Search the data for "label". Each line containing it is to be copied.

┌──

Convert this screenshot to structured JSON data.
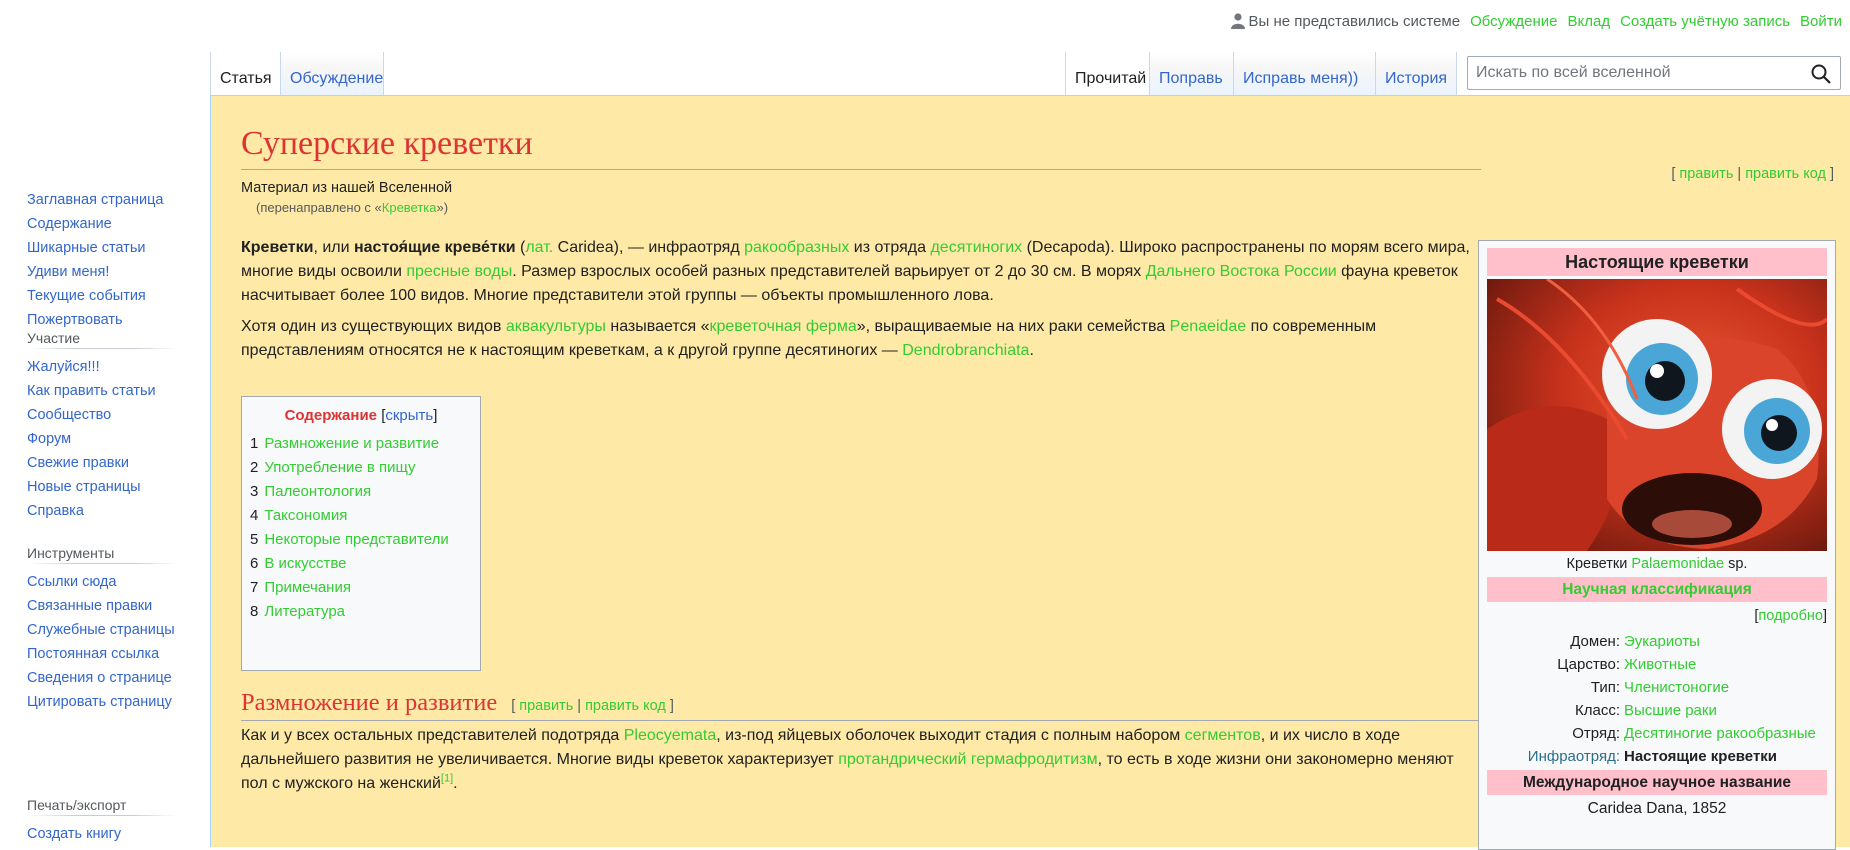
{
  "personal": {
    "anon": "Вы не представились системе",
    "links": [
      "Обсуждение",
      "Вклад",
      "Создать учётную запись",
      "Войти"
    ]
  },
  "sidebar": {
    "nav": [
      "Заглавная страница",
      "Содержание",
      "Шикарные статьи",
      "Удиви меня!",
      "Текущие события",
      "Пожертвовать"
    ],
    "participate": {
      "title": "Участие",
      "items": [
        "Жалуйся!!!",
        "Как править статьи",
        "Сообщество",
        "Форум",
        "Свежие правки",
        "Новые страницы",
        "Справка"
      ]
    },
    "tools": {
      "title": "Инструменты",
      "items": [
        "Ссылки сюда",
        "Связанные правки",
        "Служебные страницы",
        "Постоянная ссылка",
        "Сведения о странице",
        "Цитировать страницу"
      ]
    },
    "print": {
      "title": "Печать/экспорт",
      "items": [
        "Создать книгу"
      ]
    }
  },
  "tabs": {
    "left": [
      "Статья",
      "Обсуждение"
    ],
    "right": [
      "Прочитай",
      "Поправь",
      "Исправь меня))",
      "История"
    ]
  },
  "search": {
    "placeholder": "Искать по всей вселенной"
  },
  "article": {
    "title": "Суперские креветки",
    "edit_top": {
      "open": "[ ",
      "edit": "править",
      "sep": " | ",
      "edit_code": "править код",
      "close": " ]"
    },
    "site_sub": "Материал из нашей Вселенной",
    "redirect": {
      "pre": "(перенаправлено с «",
      "link": "Креветка",
      "post": "»)"
    },
    "p1": {
      "b1": "Креветки",
      "t1": ", или ",
      "b2": "настоя́щие креве́тки",
      "t2": " (",
      "l1": "лат.",
      "t3": " Caridea), — инфраотряд ",
      "l2": "ракообразных",
      "t4": " из отряда ",
      "l3": "десятиногих",
      "t5": " (Decapoda). Широко распространены по морям всего мира, многие виды освоили ",
      "l4": "пресные воды",
      "t6": ". Размер взрослых особей разных представителей варьирует от 2 до 30 см. В морях ",
      "l5": "Дальнего Востока России",
      "t7": " фауна креветок насчитывает более 100 видов. Многие представители этой группы — объекты промышленного лова."
    },
    "p2": {
      "t1": "Хотя один из существующих видов ",
      "l1": "аквакультуры",
      "t2": " называется «",
      "l2": "креветочная ферма",
      "t3": "», выращиваемые на них раки семейства ",
      "l3": "Penaeidae",
      "t4": " по современным представлениям относятся не к настоящим креветкам, а к другой группе десятиногих — ",
      "l4": "Dendrobranchiata",
      "t5": "."
    }
  },
  "toc": {
    "title": "Содержание",
    "hide": "скрыть",
    "items": [
      {
        "num": "1",
        "label": "Размножение и развитие"
      },
      {
        "num": "2",
        "label": "Употребление в пищу"
      },
      {
        "num": "3",
        "label": "Палеонтология"
      },
      {
        "num": "4",
        "label": "Таксономия"
      },
      {
        "num": "5",
        "label": "Некоторые представители"
      },
      {
        "num": "6",
        "label": "В искусстве"
      },
      {
        "num": "7",
        "label": "Примечания"
      },
      {
        "num": "8",
        "label": "Литература"
      }
    ]
  },
  "section1": {
    "title": "Размножение и развитие",
    "edit": "править",
    "edit_code": "править код",
    "t1": "Как и у всех остальных представителей подотряда ",
    "l1": "Pleocyemata",
    "t2": ", из-под яйцевых оболочек выходит стадия с полным набором ",
    "l2": "сегментов",
    "t3": ", и их число в ходе дальнейшего развития не увеличивается. Многие виды креветок характеризует ",
    "l3": "протандрический гермафродитизм",
    "t4": ", то есть в ходе жизни они закономерно меняют пол с мужского на женский",
    "ref": "[1]",
    "t5": "."
  },
  "infobox": {
    "title": "Настоящие креветки",
    "caption_pre": "Креветки ",
    "caption_link": "Palaemonidae",
    "caption_post": " sp.",
    "sci_class": "Научная классификация",
    "more": "подробно",
    "rows": [
      {
        "k": "Домен:",
        "v": "Эукариоты",
        "link": true
      },
      {
        "k": "Царство:",
        "v": "Животные",
        "link": true
      },
      {
        "k": "Тип:",
        "v": "Членистоногие",
        "link": true
      },
      {
        "k": "Класс:",
        "v": "Высшие раки",
        "link": true
      },
      {
        "k": "Отряд:",
        "v": "Десятиногие ракообразные",
        "link": true
      },
      {
        "k": "Инфраотряд:",
        "v": "Настоящие креветки",
        "link": false
      }
    ],
    "intl": "Международное научное название",
    "author": "Caridea Dana, 1852"
  }
}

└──

# YOUR RESPONSE
        "label": "Размножение и развитие"
        "label": "Употребление в пищу"
        "label": "Палеонтология"
        "label": "Таксономия"
        "label": "Некоторые представители"
        "label": "В искусстве"
        "label": "Примечания"
        "label": "Литература"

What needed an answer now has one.